Material supplied:
------------

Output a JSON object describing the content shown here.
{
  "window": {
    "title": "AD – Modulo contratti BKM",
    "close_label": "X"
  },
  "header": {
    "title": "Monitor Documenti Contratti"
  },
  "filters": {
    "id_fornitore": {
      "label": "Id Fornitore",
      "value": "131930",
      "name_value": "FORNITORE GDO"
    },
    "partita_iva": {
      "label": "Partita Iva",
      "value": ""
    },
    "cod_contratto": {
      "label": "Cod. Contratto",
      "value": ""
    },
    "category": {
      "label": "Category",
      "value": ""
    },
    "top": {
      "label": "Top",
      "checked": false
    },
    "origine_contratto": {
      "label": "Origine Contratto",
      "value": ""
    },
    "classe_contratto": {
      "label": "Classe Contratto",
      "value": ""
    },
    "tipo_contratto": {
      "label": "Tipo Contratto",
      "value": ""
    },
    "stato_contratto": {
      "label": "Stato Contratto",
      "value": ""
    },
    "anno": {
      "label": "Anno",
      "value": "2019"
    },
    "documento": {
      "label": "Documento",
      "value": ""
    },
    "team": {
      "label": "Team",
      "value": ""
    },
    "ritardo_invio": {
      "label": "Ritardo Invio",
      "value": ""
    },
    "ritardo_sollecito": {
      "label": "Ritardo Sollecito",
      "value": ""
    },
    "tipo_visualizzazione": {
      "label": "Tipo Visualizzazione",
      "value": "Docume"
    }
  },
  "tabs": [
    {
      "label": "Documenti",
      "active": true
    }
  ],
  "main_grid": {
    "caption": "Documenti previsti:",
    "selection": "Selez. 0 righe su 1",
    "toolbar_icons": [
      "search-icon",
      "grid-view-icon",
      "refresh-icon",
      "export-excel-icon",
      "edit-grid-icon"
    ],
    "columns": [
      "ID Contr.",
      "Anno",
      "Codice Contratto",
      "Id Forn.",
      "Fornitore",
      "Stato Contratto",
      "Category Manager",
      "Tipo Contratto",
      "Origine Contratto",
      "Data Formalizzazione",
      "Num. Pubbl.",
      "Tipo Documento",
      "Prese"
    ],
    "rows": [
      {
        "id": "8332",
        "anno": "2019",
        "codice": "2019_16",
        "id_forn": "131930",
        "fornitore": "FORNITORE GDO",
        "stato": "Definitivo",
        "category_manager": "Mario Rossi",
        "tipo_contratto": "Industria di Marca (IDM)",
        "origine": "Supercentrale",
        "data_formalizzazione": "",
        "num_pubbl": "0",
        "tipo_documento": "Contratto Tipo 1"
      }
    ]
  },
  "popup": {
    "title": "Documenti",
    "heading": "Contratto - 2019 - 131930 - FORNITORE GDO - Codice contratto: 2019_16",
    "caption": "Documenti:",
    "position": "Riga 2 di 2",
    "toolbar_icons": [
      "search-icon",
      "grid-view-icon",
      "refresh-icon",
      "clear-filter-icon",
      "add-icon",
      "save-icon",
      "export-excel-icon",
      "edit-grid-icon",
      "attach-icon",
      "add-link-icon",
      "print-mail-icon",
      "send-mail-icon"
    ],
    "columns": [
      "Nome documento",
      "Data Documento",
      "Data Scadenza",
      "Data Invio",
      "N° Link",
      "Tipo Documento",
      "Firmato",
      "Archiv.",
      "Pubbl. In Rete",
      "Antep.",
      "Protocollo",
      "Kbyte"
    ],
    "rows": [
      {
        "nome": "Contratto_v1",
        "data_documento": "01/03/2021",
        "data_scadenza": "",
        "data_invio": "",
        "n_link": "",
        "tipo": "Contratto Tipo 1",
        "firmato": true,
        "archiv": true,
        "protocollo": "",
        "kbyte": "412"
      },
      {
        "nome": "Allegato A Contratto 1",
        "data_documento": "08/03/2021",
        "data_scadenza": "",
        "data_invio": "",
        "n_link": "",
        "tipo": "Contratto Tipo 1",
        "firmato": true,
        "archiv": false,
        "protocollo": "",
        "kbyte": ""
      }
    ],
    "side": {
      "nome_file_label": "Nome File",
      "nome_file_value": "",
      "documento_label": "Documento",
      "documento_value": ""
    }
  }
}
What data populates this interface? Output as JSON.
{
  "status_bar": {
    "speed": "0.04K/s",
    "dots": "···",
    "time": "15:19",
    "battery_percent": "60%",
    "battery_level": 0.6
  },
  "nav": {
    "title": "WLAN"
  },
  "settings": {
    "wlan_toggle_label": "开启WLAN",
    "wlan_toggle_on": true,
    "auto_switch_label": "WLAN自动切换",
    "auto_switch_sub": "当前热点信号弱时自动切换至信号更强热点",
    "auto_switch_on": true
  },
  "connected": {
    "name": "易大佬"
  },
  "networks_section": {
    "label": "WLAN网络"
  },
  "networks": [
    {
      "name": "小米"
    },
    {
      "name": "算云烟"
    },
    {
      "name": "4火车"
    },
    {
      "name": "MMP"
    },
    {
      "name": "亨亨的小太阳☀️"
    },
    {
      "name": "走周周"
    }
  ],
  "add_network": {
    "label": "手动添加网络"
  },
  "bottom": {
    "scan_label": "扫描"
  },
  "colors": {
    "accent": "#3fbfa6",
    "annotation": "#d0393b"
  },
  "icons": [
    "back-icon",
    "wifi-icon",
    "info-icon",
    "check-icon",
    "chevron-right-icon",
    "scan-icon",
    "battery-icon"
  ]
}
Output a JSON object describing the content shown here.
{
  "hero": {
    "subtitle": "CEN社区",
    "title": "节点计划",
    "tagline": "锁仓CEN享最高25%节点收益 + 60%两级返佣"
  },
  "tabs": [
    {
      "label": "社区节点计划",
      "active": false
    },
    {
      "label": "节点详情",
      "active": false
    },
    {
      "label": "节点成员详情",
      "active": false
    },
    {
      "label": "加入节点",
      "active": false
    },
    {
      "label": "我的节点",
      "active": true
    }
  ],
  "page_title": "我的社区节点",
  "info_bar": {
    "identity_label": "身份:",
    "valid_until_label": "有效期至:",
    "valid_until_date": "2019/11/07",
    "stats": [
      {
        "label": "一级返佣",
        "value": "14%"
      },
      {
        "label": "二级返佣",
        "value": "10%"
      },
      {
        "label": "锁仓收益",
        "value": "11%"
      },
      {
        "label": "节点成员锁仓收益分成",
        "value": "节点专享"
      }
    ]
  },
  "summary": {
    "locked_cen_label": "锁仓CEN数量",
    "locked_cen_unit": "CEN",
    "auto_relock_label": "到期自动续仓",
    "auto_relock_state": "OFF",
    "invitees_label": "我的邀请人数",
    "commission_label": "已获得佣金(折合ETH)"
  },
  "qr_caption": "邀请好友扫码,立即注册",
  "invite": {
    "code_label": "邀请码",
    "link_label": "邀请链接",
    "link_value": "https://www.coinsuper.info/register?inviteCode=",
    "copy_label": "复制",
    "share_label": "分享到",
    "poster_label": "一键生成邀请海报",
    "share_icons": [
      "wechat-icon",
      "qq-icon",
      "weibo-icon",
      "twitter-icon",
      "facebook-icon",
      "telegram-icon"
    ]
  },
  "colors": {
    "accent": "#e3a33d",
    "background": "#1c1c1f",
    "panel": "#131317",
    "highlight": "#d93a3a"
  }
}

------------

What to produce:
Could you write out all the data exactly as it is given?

Task output:
Output a JSON object describing the content shown here.
{
  "window": {
    "title": "AD – Modulo contratti BKM",
    "close_label": "X"
  },
  "header": {
    "title": "Monitor Documenti Contratti"
  },
  "filters": {
    "id_fornitore": {
      "label": "Id Fornitore",
      "value": "131930",
      "name_value": "FORNITORE GDO"
    },
    "partita_iva": {
      "label": "Partita Iva",
      "value": ""
    },
    "cod_contratto": {
      "label": "Cod. Contratto",
      "value": ""
    },
    "category": {
      "label": "Category",
      "value": ""
    },
    "top": {
      "label": "Top",
      "checked": false
    },
    "origine_contratto": {
      "label": "Origine Contratto",
      "value": ""
    },
    "classe_contratto": {
      "label": "Classe Contratto",
      "value": ""
    },
    "tipo_contratto": {
      "label": "Tipo Contratto",
      "value": ""
    },
    "stato_contratto": {
      "label": "Stato Contratto",
      "value": ""
    },
    "anno": {
      "label": "Anno",
      "value": "2019"
    },
    "documento": {
      "label": "Documento",
      "value": ""
    },
    "team": {
      "label": "Team",
      "value": ""
    },
    "ritardo_invio": {
      "label": "Ritardo Invio",
      "value": ""
    },
    "ritardo_sollecito": {
      "label": "Ritardo Sollecito",
      "value": ""
    },
    "tipo_visualizzazione": {
      "label": "Tipo Visualizzazione",
      "value": "Docume"
    }
  },
  "tabs": [
    {
      "label": "Documenti",
      "active": true
    }
  ],
  "main_grid": {
    "caption": "Documenti previsti:",
    "selection": "Selez. 0 righe su 1",
    "toolbar_icons": [
      "search-icon",
      "grid-view-icon",
      "refresh-icon",
      "export-excel-icon",
      "edit-grid-icon"
    ],
    "columns": [
      "ID Contr.",
      "Anno",
      "Codice Contratto",
      "Id Forn.",
      "Fornitore",
      "Stato Contratto",
      "Category Manager",
      "Tipo Contratto",
      "Origine Contratto",
      "Data Formalizzazione",
      "Num. Pubbl.",
      "Tipo Documento",
      "Prese"
    ],
    "rows": [
      {
        "id": "8332",
        "anno": "2019",
        "codice": "2019_16",
        "id_forn": "131930",
        "fornitore": "FORNITORE GDO",
        "stato": "Definitivo",
        "category_manager": "Mario Rossi",
        "tipo_contratto": "Industria di Marca (IDM)",
        "origine": "Supercentrale",
        "data_formalizzazione": "",
        "num_pubbl": "0",
        "tipo_documento": "Contratto Tipo 1"
      }
    ]
  },
  "popup": {
    "title": "Documenti",
    "heading": "Contratto - 2019 - 131930 - FORNITORE GDO - Codice contratto: 2019_16",
    "caption": "Documenti:",
    "position": "Riga 2 di 2",
    "toolbar_icons": [
      "search-icon",
      "grid-view-icon",
      "refresh-icon",
      "clear-filter-icon",
      "add-icon",
      "save-icon",
      "export-excel-icon",
      "edit-grid-icon",
      "attach-icon",
      "add-link-icon",
      "print-mail-icon",
      "send-mail-icon"
    ],
    "columns": [
      "Nome documento",
      "Data Documento",
      "Data Scadenza",
      "Data Invio",
      "N° Link",
      "Tipo Documento",
      "Firmato",
      "Archiv.",
      "Pubbl. In Rete",
      "Antep.",
      "Protocollo",
      "Kbyte"
    ],
    "rows": [
      {
        "nome": "Contratto_v1",
        "data_documento": "01/03/2021",
        "data_scadenza": "",
        "data_invio": "",
        "n_link": "",
        "tipo": "Contratto Tipo 1",
        "firmato": true,
        "archiv": true,
        "protocollo": "",
        "kbyte": "412"
      },
      {
        "nome": "Allegato A Contratto 1",
        "data_documento": "08/03/2021",
        "data_scadenza": "",
        "data_invio": "",
        "n_link": "",
        "tipo": "Contratto Tipo 1",
        "firmato": true,
        "archiv": false,
        "protocollo": "",
        "kbyte": ""
      }
    ],
    "side": {
      "nome_file_label": "Nome File",
      "nome_file_value": "",
      "documento_label": "Documento",
      "documento_value": ""
    }
  }
}
What data populates this interface? Output as JSON.
{
  "status_bar": {
    "speed": "0.04K/s",
    "dots": "···",
    "time": "15:19",
    "battery_percent": "60%",
    "battery_level": 0.6
  },
  "nav": {
    "title": "WLAN"
  },
  "settings": {
    "wlan_toggle_label": "开启WLAN",
    "wlan_toggle_on": true,
    "auto_switch_label": "WLAN自动切换",
    "auto_switch_sub": "当前热点信号弱时自动切换至信号更强热点",
    "auto_switch_on": true
  },
  "connected": {
    "name": "易大佬"
  },
  "networks_section": {
    "label": "WLAN网络"
  },
  "networks": [
    {
      "name": "小米"
    },
    {
      "name": "算云烟"
    },
    {
      "name": "4火车"
    },
    {
      "name": "MMP"
    },
    {
      "name": "亨亨的小太阳☀️"
    },
    {
      "name": "走周周"
    }
  ],
  "add_network": {
    "label": "手动添加网络"
  },
  "bottom": {
    "scan_label": "扫描"
  },
  "colors": {
    "accent": "#3fbfa6",
    "annotation": "#d0393b"
  },
  "icons": [
    "back-icon",
    "wifi-icon",
    "info-icon",
    "check-icon",
    "chevron-right-icon",
    "scan-icon",
    "battery-icon"
  ]
}
Output a JSON object describing the content shown here.
{
  "hero": {
    "subtitle": "CEN社区",
    "title": "节点计划",
    "tagline": "锁仓CEN享最高25%节点收益 + 60%两级返佣"
  },
  "tabs": [
    {
      "label": "社区节点计划",
      "active": false
    },
    {
      "label": "节点详情",
      "active": false
    },
    {
      "label": "节点成员详情",
      "active": false
    },
    {
      "label": "加入节点",
      "active": false
    },
    {
      "label": "我的节点",
      "active": true
    }
  ],
  "page_title": "我的社区节点",
  "info_bar": {
    "identity_label": "身份:",
    "valid_until_label": "有效期至:",
    "valid_until_date": "2019/11/07",
    "stats": [
      {
        "label": "一级返佣",
        "value": "14%"
      },
      {
        "label": "二级返佣",
        "value": "10%"
      },
      {
        "label": "锁仓收益",
        "value": "11%"
      },
      {
        "label": "节点成员锁仓收益分成",
        "value": "节点专享"
      }
    ]
  },
  "summary": {
    "locked_cen_label": "锁仓CEN数量",
    "locked_cen_unit": "CEN",
    "auto_relock_label": "到期自动续仓",
    "auto_relock_state": "OFF",
    "invitees_label": "我的邀请人数",
    "commission_label": "已获得佣金(折合ETH)"
  },
  "qr_caption": "邀请好友扫码,立即注册",
  "invite": {
    "code_label": "邀请码",
    "link_label": "邀请链接",
    "link_value": "https://www.coinsuper.info/register?inviteCode=",
    "copy_label": "复制",
    "share_label": "分享到",
    "poster_label": "一键生成邀请海报",
    "share_icons": [
      "wechat-icon",
      "qq-icon",
      "weibo-icon",
      "twitter-icon",
      "facebook-icon",
      "telegram-icon"
    ]
  },
  "colors": {
    "accent": "#e3a33d",
    "background": "#1c1c1f",
    "panel": "#131317",
    "highlight": "#d93a3a"
  }
}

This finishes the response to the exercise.